Few, if any, London restaurants are best approached by water. And probably none has its own pier, with a boat carrying the name of the hotel that houses it.
Terrazza on the Thames, a summer “pop-up” eaterie housed in a former warehouse in London’s Docklands, ticks both these unusual boxes.
And this makes it difficult to write a traditional restaurant review, which would typically wax lyrical (or otherwise) about the food and drink. It’s good – more of that later – but that’s not why you make a trip east of Tower Bridge.
It’s not about service, either. This is fine – it’s there, but not obsequiously so.
No, what Terrazza is all about is the third leg of the restaurant reviewer’s Holy Trinity – ambiance. If you don’t want to take in the décor, and even more so the setting and the view, then this place is not for you. If you want to concentrate completely on the dishes and the wine, then don’t even bother with the trip to Rotherhithe, on the south side of the river in what used to be London’s busy and – as far as most Londoners were concerned – very closed off docks.
Terrazza is on the outside of the Doubletree Hilton, an hotel built into Columbia Wharf. And it is a double dose of “ambiance”. As the pop-up is a partnership with Bolla, a Venetian winery specialising in Prosecco and which wants to increase brand name awareness, the décor imagines itself in a carnival-time Venice. There are long, low comfortable couches on which to lounge and laze. The light fittings are Venice-inspired. And of course, you can take the recommended arrival by water.
Sadly, the background music consists of strictly middle of the road US staples. If you have to have this sound, what about Vivaldi, Albinoni, Monteverdi, and Gabrieli? Venice also claims to be the first city to have invented opera so there should be plenty of choice. Perhaps, I should blame licensing fees and the fact that Terrazza operates out of an international hotel chain premises. But if you want to be Venetian, then 1960s US Rock does not work.
Back to the second “ambiance” – and one that is unforgettable. As you lie around, drinking the prosecco-themed cocktails – I had a “One Night in Venice” (£10) which was picture perfect served, a mix of prosecco and a generous amount of Bombay gin, you can’t fail to be amazed by the view.
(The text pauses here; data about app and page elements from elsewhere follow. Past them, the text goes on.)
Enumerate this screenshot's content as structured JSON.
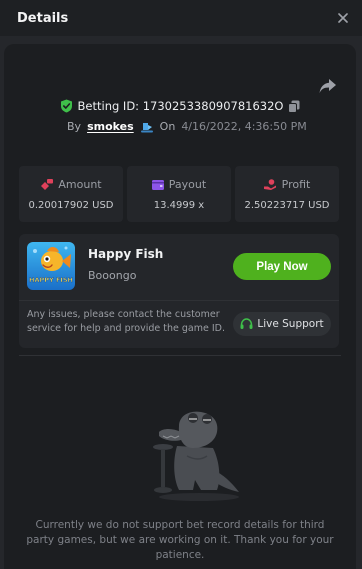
{
  "header": {
    "title": "Details"
  },
  "bet": {
    "id_label": "Betting ID: 173025338090781632O",
    "by_label": "By",
    "user": "smokes",
    "on_label": "On",
    "datetime": "4/16/2022, 4:36:50 PM"
  },
  "stats": [
    {
      "label": "Amount",
      "value": "0.20017902 USD",
      "icon": "coins-icon",
      "color": "#e0415b"
    },
    {
      "label": "Payout",
      "value": "13.4999 x",
      "icon": "wallet-icon",
      "color": "#8d55e8"
    },
    {
      "label": "Profit",
      "value": "2.50223717 USD",
      "icon": "profit-icon",
      "color": "#e0415b"
    }
  ],
  "game": {
    "name": "Happy Fish",
    "provider": "Booongo",
    "play_label": "Play Now",
    "thumb_text": "HAPPY FISH",
    "notice": "Any issues, please contact the customer service for help and provide the game ID.",
    "support_label": "Live Support"
  },
  "empty_state": {
    "message": "Currently we do not support bet record details for third party games, but we are working on it. Thank you for your patience."
  },
  "colors": {
    "accent_green": "#4fb11e",
    "check_green": "#3fbf4a"
  }
}
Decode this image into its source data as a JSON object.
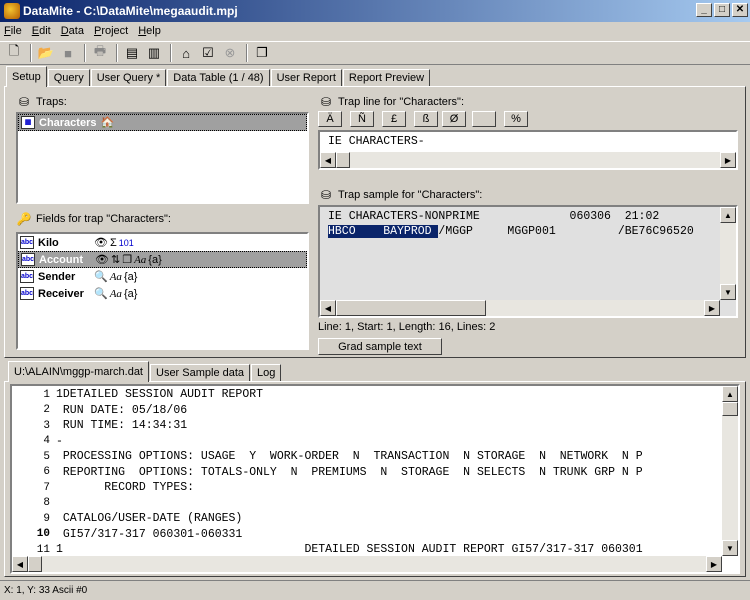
{
  "window": {
    "title": "DataMite - C:\\DataMite\\megaaudit.mpj",
    "minimize": "_",
    "maximize": "□",
    "close": "✕"
  },
  "menu": [
    {
      "label": "File",
      "accel": "F",
      "rest": "ile"
    },
    {
      "label": "Edit",
      "accel": "E",
      "rest": "dit"
    },
    {
      "label": "Data",
      "accel": "D",
      "rest": "ata"
    },
    {
      "label": "Project",
      "accel": "P",
      "rest": "roject"
    },
    {
      "label": "Help",
      "accel": "H",
      "rest": "elp"
    }
  ],
  "toolbar_icons": [
    "new-file-icon",
    "open-folder-icon",
    "save-icon",
    "print-icon",
    "import-icon",
    "export-icon",
    "run-query-icon",
    "validate-icon",
    "cancel-icon",
    "copy-icon"
  ],
  "main_tabs": [
    "Setup",
    "Query",
    "User Query *",
    "Data Table (1 / 48)",
    "User Report",
    "Report Preview"
  ],
  "traps": {
    "label": "Traps:",
    "items": [
      {
        "name": "Characters"
      }
    ]
  },
  "fields": {
    "label": "Fields for trap \"Characters\":",
    "items": [
      {
        "name": "Kilo",
        "extra": "101"
      },
      {
        "name": "Account",
        "extra": "Aa",
        "extra2": "{a}"
      },
      {
        "name": "Sender",
        "extra": "Aa",
        "extra2": "{a}"
      },
      {
        "name": "Receiver",
        "extra": "Aa",
        "extra2": "{a}"
      }
    ]
  },
  "trap_line": {
    "label": "Trap line for \"Characters\":",
    "char_buttons": [
      "Ä",
      "Ñ",
      "£",
      "ß",
      "Ø",
      "",
      "%"
    ],
    "text": "IE CHARACTERS-"
  },
  "trap_sample": {
    "label": "Trap sample for \"Characters\":",
    "line1": "IE CHARACTERS-NONPRIME             060306  21:02",
    "line2_hl": "HBCO    BAYPROD ",
    "line2_rest": "/MGGP     MGGP001         /BE76C96520"
  },
  "sample_status": "Line: 1, Start: 1, Length: 16, Lines: 2",
  "grab_button": "Grad sample text",
  "bottom_tabs": [
    "U:\\ALAIN\\mggp-march.dat",
    "User Sample data",
    "Log"
  ],
  "editor_lines": [
    {
      "n": "1",
      "text": "1DETAILED SESSION AUDIT REPORT"
    },
    {
      "n": "2",
      "text": " RUN DATE: 05/18/06"
    },
    {
      "n": "3",
      "text": " RUN TIME: 14:34:31"
    },
    {
      "n": "4",
      "text": "-"
    },
    {
      "n": "5",
      "text": " PROCESSING OPTIONS: USAGE  Y  WORK-ORDER  N  TRANSACTION  N STORAGE  N  NETWORK  N P"
    },
    {
      "n": "6",
      "text": " REPORTING  OPTIONS: TOTALS-ONLY  N  PREMIUMS  N  STORAGE  N SELECTS  N TRUNK GRP N P"
    },
    {
      "n": "7",
      "text": "       RECORD TYPES:"
    },
    {
      "n": "8",
      "text": ""
    },
    {
      "n": "9",
      "text": " CATALOG/USER-DATE (RANGES)"
    },
    {
      "n": "10",
      "text": " GI57/317-317 060301-060331"
    },
    {
      "n": "11",
      "text": "1                                   DETAILED SESSION AUDIT REPORT GI57/317-317 060301"
    }
  ],
  "current_line": "10",
  "status": "X: 1, Y: 33  Ascii #0"
}
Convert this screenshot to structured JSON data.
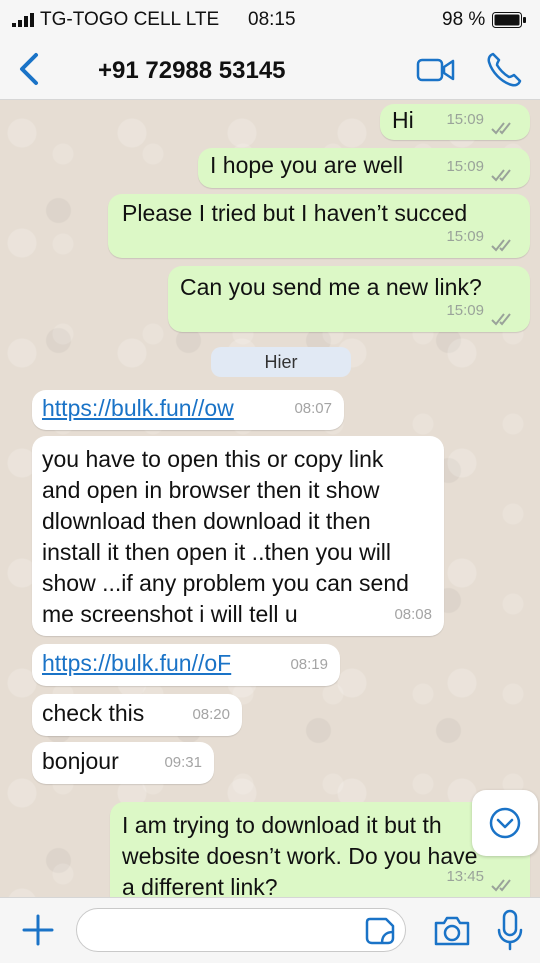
{
  "status_bar": {
    "carrier": "TG-TOGO CELL LTE",
    "time": "08:15",
    "battery": "98 %"
  },
  "header": {
    "contact": "+91 72988 53145",
    "icons": [
      "chevron-left-icon",
      "video-call-icon",
      "phone-call-icon"
    ]
  },
  "messages": [
    {
      "dir": "out",
      "text": "Hi",
      "time": "15:09",
      "read": true
    },
    {
      "dir": "out",
      "text": "I hope you are well",
      "time": "15:09",
      "read": true
    },
    {
      "dir": "out",
      "text": "Please I tried but I haven’t succed",
      "time": "15:09",
      "read": true
    },
    {
      "dir": "out",
      "text": "Can you send me a new link?",
      "time": "15:09",
      "read": true
    },
    {
      "dir": "in",
      "text": "https://bulk.fun//ow",
      "time": "08:07",
      "link": true
    },
    {
      "dir": "in",
      "lines": [
        "you have to open this or copy link",
        "and open in browser then it show",
        "dlownload then download it then",
        "install it then open it ..then you will",
        "show ...if any problem you can send",
        "me screenshot i will tell u"
      ],
      "time": "08:08"
    },
    {
      "dir": "in",
      "text": "https://bulk.fun//oF",
      "time": "08:19",
      "link": true
    },
    {
      "dir": "in",
      "text": "check this",
      "time": "08:20"
    },
    {
      "dir": "in",
      "text": "bonjour",
      "time": "09:31"
    },
    {
      "dir": "out",
      "lines": [
        "I am trying to download it but th",
        "website doesn’t work. Do you have",
        "a different link?"
      ],
      "time": "13:45",
      "read": true
    }
  ],
  "date_separator": "Hier",
  "composer": {
    "placeholder": "",
    "icons": [
      "plus-icon",
      "sticker-icon",
      "camera-icon",
      "microphone-icon"
    ]
  },
  "colors": {
    "accent": "#1a73c7",
    "outgoing_bubble": "#dcf8c6",
    "incoming_bubble": "#ffffff",
    "chat_background": "#e6ddd3"
  }
}
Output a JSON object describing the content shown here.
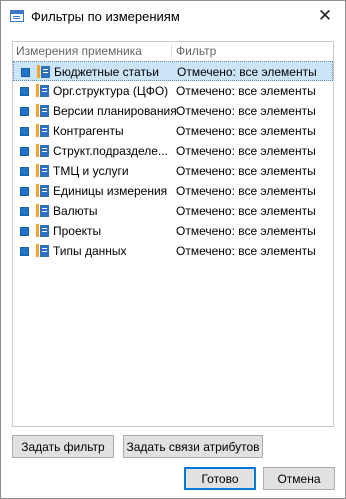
{
  "window": {
    "title": "Фильтры по измерениям",
    "close_glyph": "✕"
  },
  "grid": {
    "col_dimension": "Измерения приемника",
    "col_filter": "Фильтр",
    "rows": [
      {
        "name": "Бюджетные статьи",
        "filter": "Отмечено: все элементы",
        "checked": true,
        "selected": true
      },
      {
        "name": "Орг.структура (ЦФО)",
        "filter": "Отмечено: все элементы",
        "checked": true
      },
      {
        "name": "Версии планирования",
        "filter": "Отмечено: все элементы",
        "checked": true
      },
      {
        "name": "Контрагенты",
        "filter": "Отмечено: все элементы",
        "checked": true
      },
      {
        "name": "Структ.подразделе...",
        "filter": "Отмечено: все элементы",
        "checked": true
      },
      {
        "name": "ТМЦ и услуги",
        "filter": "Отмечено: все элементы",
        "checked": true
      },
      {
        "name": "Единицы измерения",
        "filter": "Отмечено: все элементы",
        "checked": true
      },
      {
        "name": "Валюты",
        "filter": "Отмечено: все элементы",
        "checked": true
      },
      {
        "name": "Проекты",
        "filter": "Отмечено: все элементы",
        "checked": true
      },
      {
        "name": "Типы данных",
        "filter": "Отмечено: все элементы",
        "checked": true
      }
    ]
  },
  "buttons": {
    "set_filter": "Задать фильтр",
    "set_attr_links": "Задать связи атрибутов",
    "ok": "Готово",
    "cancel": "Отмена"
  },
  "colors": {
    "accent": "#1f73c9",
    "selection": "#cce4f7"
  }
}
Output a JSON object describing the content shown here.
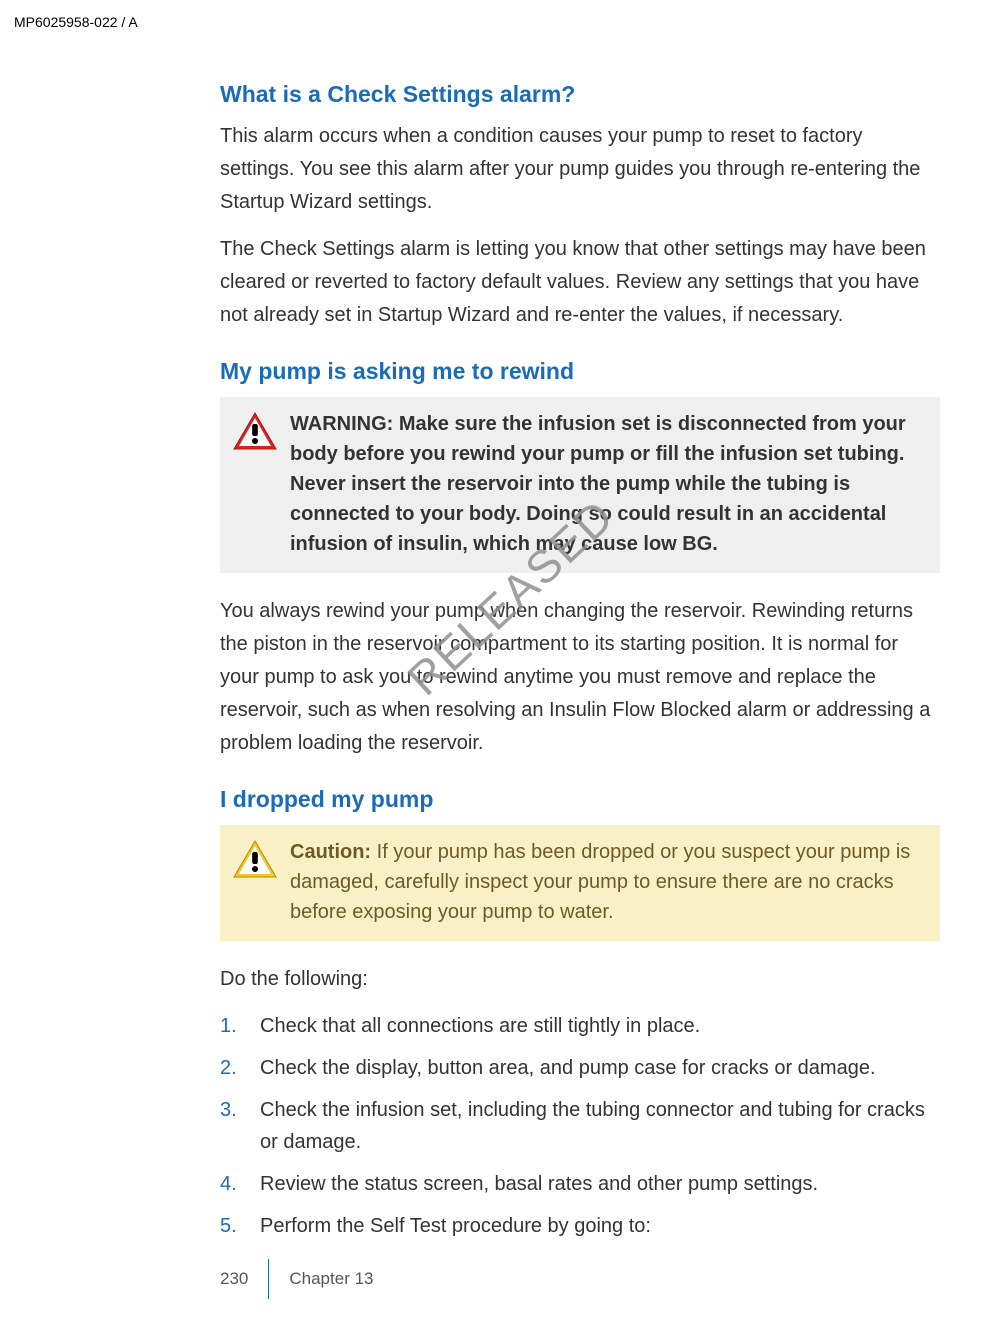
{
  "header": {
    "doc_id": "MP6025958-022 / A"
  },
  "sections": {
    "s1": {
      "title": "What is a Check Settings alarm?",
      "p1": "This alarm occurs when a condition causes your pump to reset to factory settings. You see this alarm after your pump guides you through re-entering the Startup Wizard settings.",
      "p2": "The Check Settings alarm is letting you know that other settings may have been cleared or reverted to factory default values. Review any settings that you have not already set in Startup Wizard and re-enter the values, if necessary."
    },
    "s2": {
      "title": "My pump is asking me to rewind",
      "warning_label": "WARNING:  ",
      "warning_text": "Make sure the infusion set is disconnected from your body before you rewind your pump or fill the infusion set tubing. Never insert the reservoir into the pump while the tubing is connected to your body. Doing so could result in an accidental infusion of insulin, which may cause low BG.",
      "p1": "You always rewind your pump when changing the reservoir. Rewinding returns the piston in the reservoir compartment to its starting position. It is normal for your pump to ask you to rewind anytime you must remove and replace the reservoir, such as when resolving an Insulin Flow Blocked alarm or addressing a problem loading the reservoir."
    },
    "s3": {
      "title": "I dropped my pump",
      "caution_label": "Caution:  ",
      "caution_text": "If your pump has been dropped or you suspect your pump is damaged, carefully inspect your pump to ensure there are no cracks before exposing your pump to water.",
      "lead": "Do the following:",
      "steps": [
        "Check that all connections are still tightly in place.",
        "Check the display, button area, and pump case for cracks or damage.",
        "Check the infusion set, including the tubing connector and tubing for cracks or damage.",
        "Review the status screen, basal rates and other pump settings.",
        "Perform the Self Test procedure by going to:"
      ]
    }
  },
  "watermark": "RELEASED",
  "footer": {
    "page": "230",
    "chapter": "Chapter 13"
  }
}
It starts with the towers of Canary Wharf, London’s second business district built on what was dereliction. At night the lights are fascinating. By day (when we visited), you can indulge yourself in imagining the billions won and lost on each computer-generated transaction behind the glass walls.
Even better, is the parade of boats up and down the river. There are the rigid inflatables, red, yellow and blue, that carry screaming passengers at top speed over the waves (Terrazza is on a choppy corner of the river), there are fast ferries to Canary Wharf, the sedate tourist boats, many with dining, and the regular procession of containers of London’s muck going to landfill somewhere in Essex or Kent.
The ferry takes a few minutes (and runs every ten minutes or so). According to the restaurant website, it’s free, but there seems to be some confusion over this with the ferry operators.
The food is “small plate” but the portions are generous, especially the cheese. I had a Brushetta, with three different toppings – all very good. And my partner had a Zuper Salad, which was also good. The Pizzas are small but perfectly formed – again with good filling. And everyone has to have the polenta chips.
The venue boasts space heaters so that should be fine in colder evenings. And you have to be careful with the menu or other paper-ware as the breeze can carry these away unless weighed down.
It’s a different experience – and one that’s difficult to forget.
It’s there until the end of September – and if you don’t fancy river travel, there’s always the land side into the hotel (C10 bus or taxi from Canada Water station).
Terrazza on the Thames at Columbia Restaurant at
DoubleTree by Hilton Hotel
265 Rotherhithe Street
Nearest station Canary Wharf, walk to pier and take ferry.
Phone 020 7064 4464